## Exercise aim:
Among the entries below, find the lines with the word "title" and return them.

## Element data from apps and pages:
··········
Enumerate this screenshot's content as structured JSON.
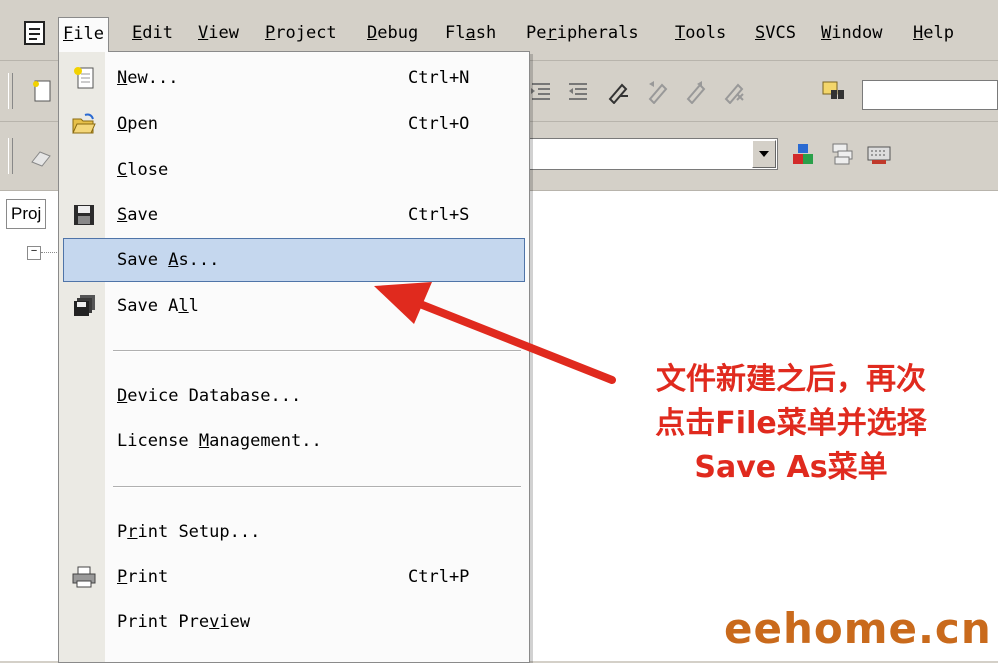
{
  "menubar": {
    "items": [
      {
        "label": "File",
        "mnemonic": "F",
        "rest": "ile"
      },
      {
        "label": "Edit",
        "mnemonic": "E",
        "rest": "dit"
      },
      {
        "label": "View",
        "mnemonic": "V",
        "rest": "iew"
      },
      {
        "label": "Project",
        "mnemonic": "P",
        "rest": "roject"
      },
      {
        "label": "Debug",
        "mnemonic": "D",
        "rest": "ebug"
      },
      {
        "label": "Flash",
        "pre": "Fl",
        "mnemonic": "a",
        "rest": "sh"
      },
      {
        "label": "Peripherals",
        "pre": "Pe",
        "mnemonic": "r",
        "rest": "ipherals"
      },
      {
        "label": "Tools",
        "mnemonic": "T",
        "rest": "ools"
      },
      {
        "label": "SVCS",
        "mnemonic": "S",
        "rest": "VCS"
      },
      {
        "label": "Window",
        "mnemonic": "W",
        "rest": "indow"
      },
      {
        "label": "Help",
        "mnemonic": "H",
        "rest": "elp"
      }
    ]
  },
  "project_pane": {
    "tab_label": "Proj"
  },
  "file_menu": {
    "new": {
      "pre": "",
      "mnemonic": "N",
      "rest": "ew...",
      "shortcut": "Ctrl+N"
    },
    "open": {
      "pre": "",
      "mnemonic": "O",
      "rest": "pen",
      "shortcut": "Ctrl+O"
    },
    "close": {
      "pre": "",
      "mnemonic": "C",
      "rest": "lose",
      "shortcut": ""
    },
    "save": {
      "pre": "",
      "mnemonic": "S",
      "rest": "ave",
      "shortcut": "Ctrl+S"
    },
    "save_as": {
      "pre": "Save ",
      "mnemonic": "A",
      "rest": "s...",
      "shortcut": ""
    },
    "save_all": {
      "pre": "Save A",
      "mnemonic": "l",
      "rest": "l",
      "shortcut": ""
    },
    "device_database": {
      "pre": "",
      "mnemonic": "D",
      "rest": "evice Database...",
      "shortcut": ""
    },
    "license_management": {
      "pre": "License ",
      "mnemonic": "M",
      "rest": "anagement..",
      "shortcut": ""
    },
    "print_setup": {
      "pre": "P",
      "mnemonic": "r",
      "rest": "int Setup...",
      "shortcut": ""
    },
    "print": {
      "pre": "",
      "mnemonic": "P",
      "rest": "rint",
      "shortcut": "Ctrl+P"
    },
    "print_preview": {
      "pre": "Print Pre",
      "mnemonic": "v",
      "rest": "iew",
      "shortcut": ""
    }
  },
  "annotation": {
    "line1": "文件新建之后，再次",
    "line2": "点击File菜单并选择",
    "line3": "Save As菜单",
    "color": "#e02a1e"
  },
  "watermark": {
    "text": "eehome.cn",
    "color": "#c96a1c"
  },
  "colors": {
    "highlight_bg": "#c5d7ee",
    "highlight_border": "#4f74a8",
    "chrome": "#d4d0c8"
  }
}
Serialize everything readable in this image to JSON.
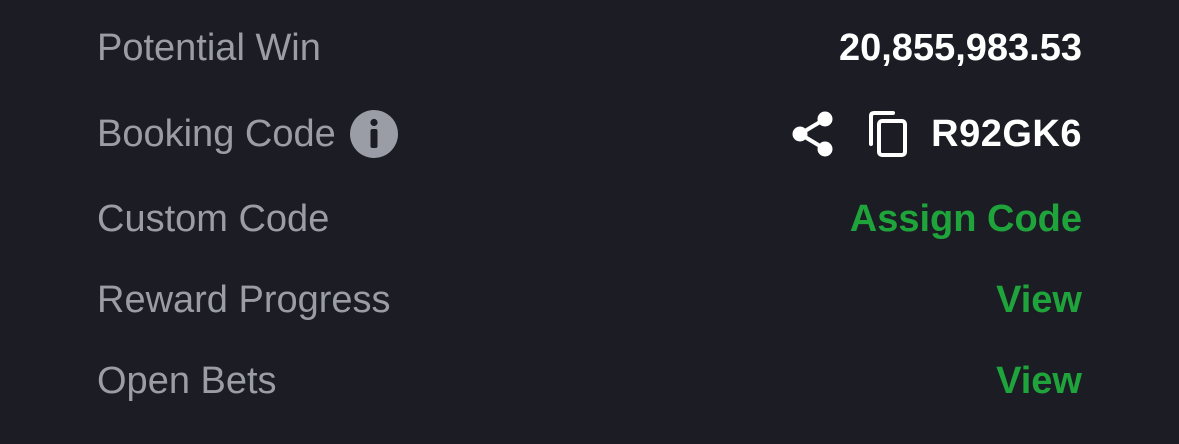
{
  "summary": {
    "potential_win": {
      "label": "Potential Win",
      "value": "20,855,983.53"
    },
    "booking_code": {
      "label": "Booking Code",
      "info_icon": "info-circle-icon",
      "share_icon": "share-icon",
      "copy_icon": "copy-icon",
      "value": "R92GK6"
    },
    "custom_code": {
      "label": "Custom Code",
      "action": "Assign Code"
    },
    "reward_progress": {
      "label": "Reward Progress",
      "action": "View"
    },
    "open_bets": {
      "label": "Open Bets",
      "action": "View"
    }
  },
  "colors": {
    "background": "#1c1d24",
    "label": "#9a9ca6",
    "value": "#ffffff",
    "accent_green": "#1ea43a",
    "info_icon": "#9a9ca6"
  }
}
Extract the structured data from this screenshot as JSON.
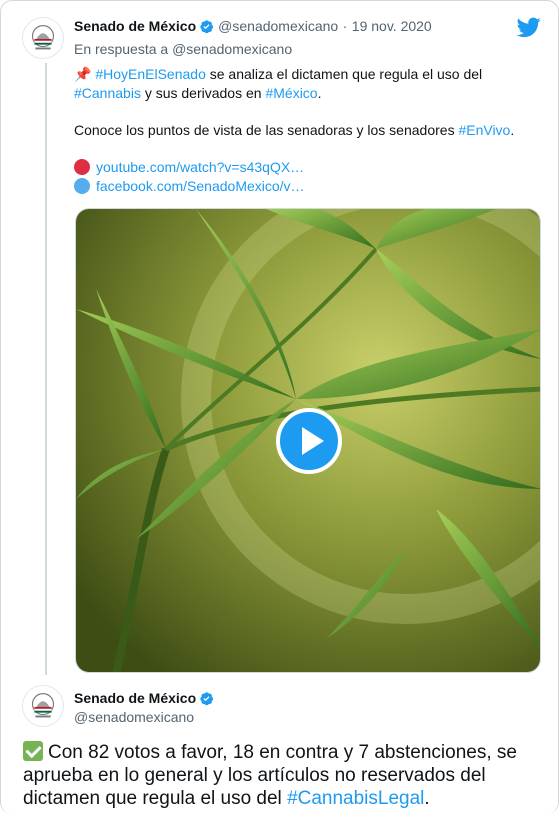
{
  "tweet1": {
    "name": "Senado de México",
    "handle": "@senadomexicano",
    "separator": "·",
    "date": "19 nov. 2020",
    "reply_prefix": "En respuesta a",
    "reply_handle": "@senadomexicano",
    "pin_emoji": "📌",
    "line1_tag": "#HoyEnElSenado",
    "line1_text": " se analiza el dictamen que regula el uso del",
    "line2_tag": "#Cannabis",
    "line2_text": " y sus derivados en ",
    "line2_tag2": "#México",
    "line2_end": ".",
    "line3_text": "Conoce los puntos de vista de las senadoras y los senadores ",
    "line3_tag": "#EnVivo",
    "line3_end": ".",
    "link1": "youtube.com/watch?v=s43qQX…",
    "link2": "facebook.com/SenadoMexico/v…",
    "media_type": "video"
  },
  "tweet2": {
    "name": "Senado de México",
    "handle": "@senadomexicano",
    "text": "Con 82 votos a favor, 18 en contra y 7 abstenciones, se aprueba en lo general y los artículos no reservados del dictamen que regula el uso del ",
    "tag": "#CannabisLegal",
    "end": "."
  },
  "icons": {
    "twitter": "twitter-bird-icon",
    "verified": "verified-badge-icon",
    "play": "play-icon",
    "check": "check-mark-icon"
  },
  "colors": {
    "accent": "#1d9bf0",
    "text": "#0f1419",
    "muted": "#536471",
    "youtube_dot": "#dd2e44",
    "facebook_dot": "#55acee",
    "check": "#77b255"
  }
}
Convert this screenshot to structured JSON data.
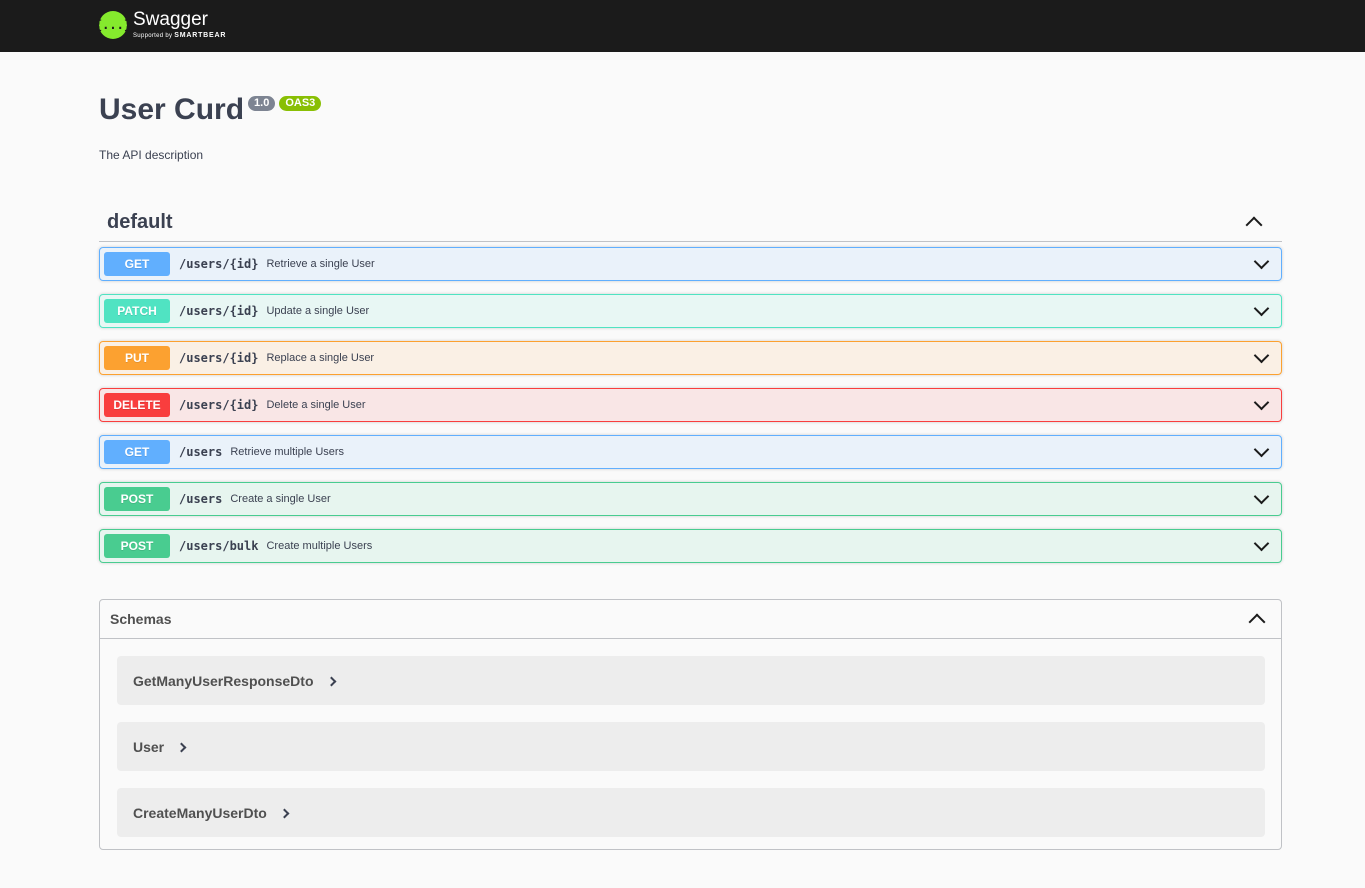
{
  "topbar": {
    "brand_name": "Swagger",
    "brand_sub_prefix": "Supported by",
    "brand_sub_company": "SMARTBEAR",
    "logo_glyph": "{...}"
  },
  "info": {
    "title": "User Curd",
    "version": "1.0",
    "oas_badge": "OAS3",
    "description": "The API description"
  },
  "tag": {
    "name": "default",
    "expanded": true
  },
  "operations": [
    {
      "method": "GET",
      "path": "/users/{id}",
      "summary": "Retrieve a single User"
    },
    {
      "method": "PATCH",
      "path": "/users/{id}",
      "summary": "Update a single User"
    },
    {
      "method": "PUT",
      "path": "/users/{id}",
      "summary": "Replace a single User"
    },
    {
      "method": "DELETE",
      "path": "/users/{id}",
      "summary": "Delete a single User"
    },
    {
      "method": "GET",
      "path": "/users",
      "summary": "Retrieve multiple Users"
    },
    {
      "method": "POST",
      "path": "/users",
      "summary": "Create a single User"
    },
    {
      "method": "POST",
      "path": "/users/bulk",
      "summary": "Create multiple Users"
    }
  ],
  "schemas": {
    "title": "Schemas",
    "expanded": true,
    "items": [
      {
        "name": "GetManyUserResponseDto"
      },
      {
        "name": "User"
      },
      {
        "name": "CreateManyUserDto"
      }
    ]
  },
  "colors": {
    "get": "#61affe",
    "patch": "#50e3c2",
    "put": "#fca130",
    "delete": "#f93e3e",
    "post": "#49cc90",
    "brand_green": "#85ea2d",
    "topbar_bg": "#1b1b1b"
  }
}
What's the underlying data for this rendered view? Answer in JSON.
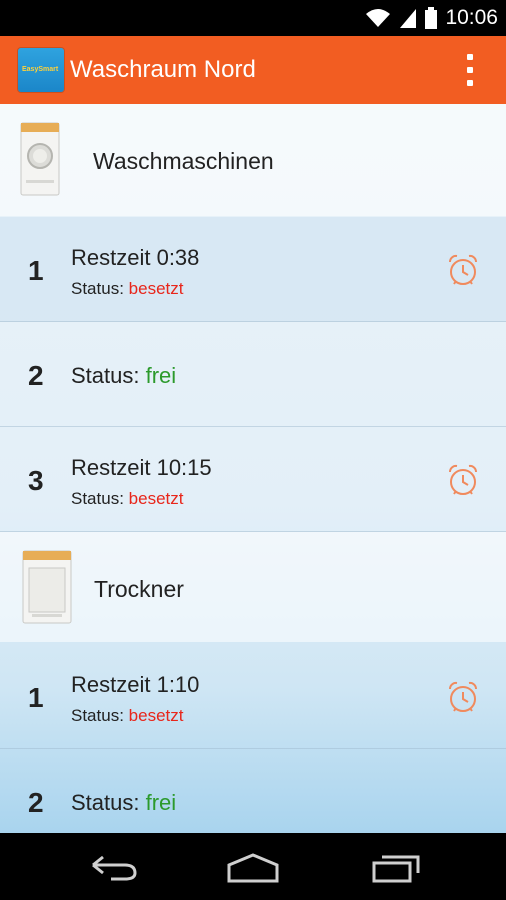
{
  "status_bar": {
    "time": "10:06"
  },
  "header": {
    "title": "Waschraum Nord",
    "logo_text": "EasySmart"
  },
  "sections": [
    {
      "title": "Waschmaschinen",
      "machines": [
        {
          "number": "1",
          "restzeit": "Restzeit 0:38",
          "status_label": "Status:",
          "status_value": "besetzt"
        },
        {
          "number": "2",
          "restzeit": "",
          "status_label": "Status:",
          "status_value": "frei"
        },
        {
          "number": "3",
          "restzeit": "Restzeit 10:15",
          "status_label": "Status:",
          "status_value": "besetzt"
        }
      ]
    },
    {
      "title": "Trockner",
      "machines": [
        {
          "number": "1",
          "restzeit": "Restzeit 1:10",
          "status_label": "Status:",
          "status_value": "besetzt"
        },
        {
          "number": "2",
          "restzeit": "",
          "status_label": "Status:",
          "status_value": "frei"
        }
      ]
    }
  ],
  "colors": {
    "accent": "#f25d22",
    "busy": "#e8261b",
    "free": "#2c9a2c",
    "alarm": "#f08a5d"
  },
  "icons": {
    "washer": "washing-machine-icon",
    "dryer": "dryer-icon",
    "alarm": "alarm-clock-icon",
    "back": "back-icon",
    "home": "home-icon",
    "recents": "recents-icon"
  }
}
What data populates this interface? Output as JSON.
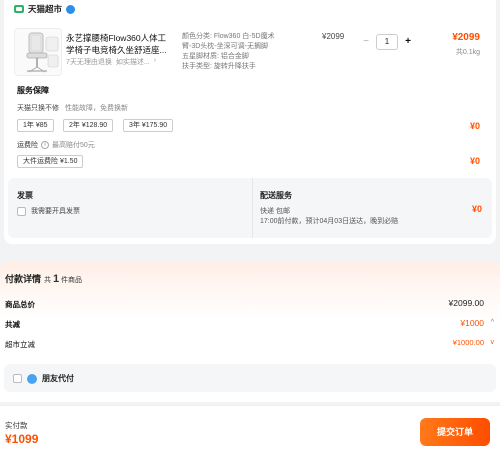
{
  "store": {
    "name": "天猫超市"
  },
  "product": {
    "title": "永艺撑腰椅Flow360人体工学椅子电竞椅久坐舒适座...",
    "sub_tags": [
      "7天无理由退换",
      "如实描述..."
    ],
    "specs": [
      "颜色分类: Flow360 白-5D魔术臂-3D头枕-坐深可调-无搁脚",
      "五星脚材质: 铝合金脚",
      "扶手类型: 旋转升降扶手"
    ],
    "unit_price": "¥2099",
    "quantity": "1",
    "minus": "−",
    "plus": "+",
    "line_total": "¥2099",
    "weight": "共0.1kg"
  },
  "service": {
    "title": "服务保障",
    "desc_main": "天猫只换不修",
    "desc_sub": "性能故障，免费换新",
    "options": [
      "1年 ¥85",
      "2年 ¥128.90",
      "3年 ¥175.90"
    ],
    "price": "¥0"
  },
  "return_shipping": {
    "label": "运费险",
    "info": "i",
    "sub": "最高赔付50元",
    "chip": "大件运费险 ¥1.50",
    "price": "¥0"
  },
  "invoice": {
    "title": "发票",
    "checkbox_label": "我需要开具发票"
  },
  "delivery": {
    "title": "配送服务",
    "line1": "快递 包邮",
    "line2": "17:00前付款，预计04月03日送达，晚到必赔",
    "price": "¥0"
  },
  "payment": {
    "title": "付款详情",
    "count_prefix": "共",
    "count": "1",
    "count_suffix": "件商品",
    "rows": [
      {
        "label": "商品总价",
        "value": "¥2099.00"
      },
      {
        "label": "共减",
        "value": "¥1000",
        "chevron": "^"
      },
      {
        "label": "超市立减",
        "value": "¥1000.00",
        "chevron": "v"
      }
    ],
    "friend_pay": "朋友代付"
  },
  "footer": {
    "pay_label": "实付款",
    "pay_amount": "¥1099",
    "submit": "提交订单"
  },
  "colors": {
    "accent": "#ff5000",
    "store_green": "#2fb36b",
    "info_blue": "#2b8fe8"
  }
}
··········
## Exercise response:
    "title": "User Curd",
    "title": "Schemas",
    "title": "Waschraum Nord",
      "title": "Waschmaschinen",
      "title": "Trockner",
    "title": "永艺撑腰椅Flow360人体工学椅子电竞椅久坐舒适座...",
    "title": "服务保障",
    "title": "发票",
    "title": "配送服务",
    "title": "付款详情",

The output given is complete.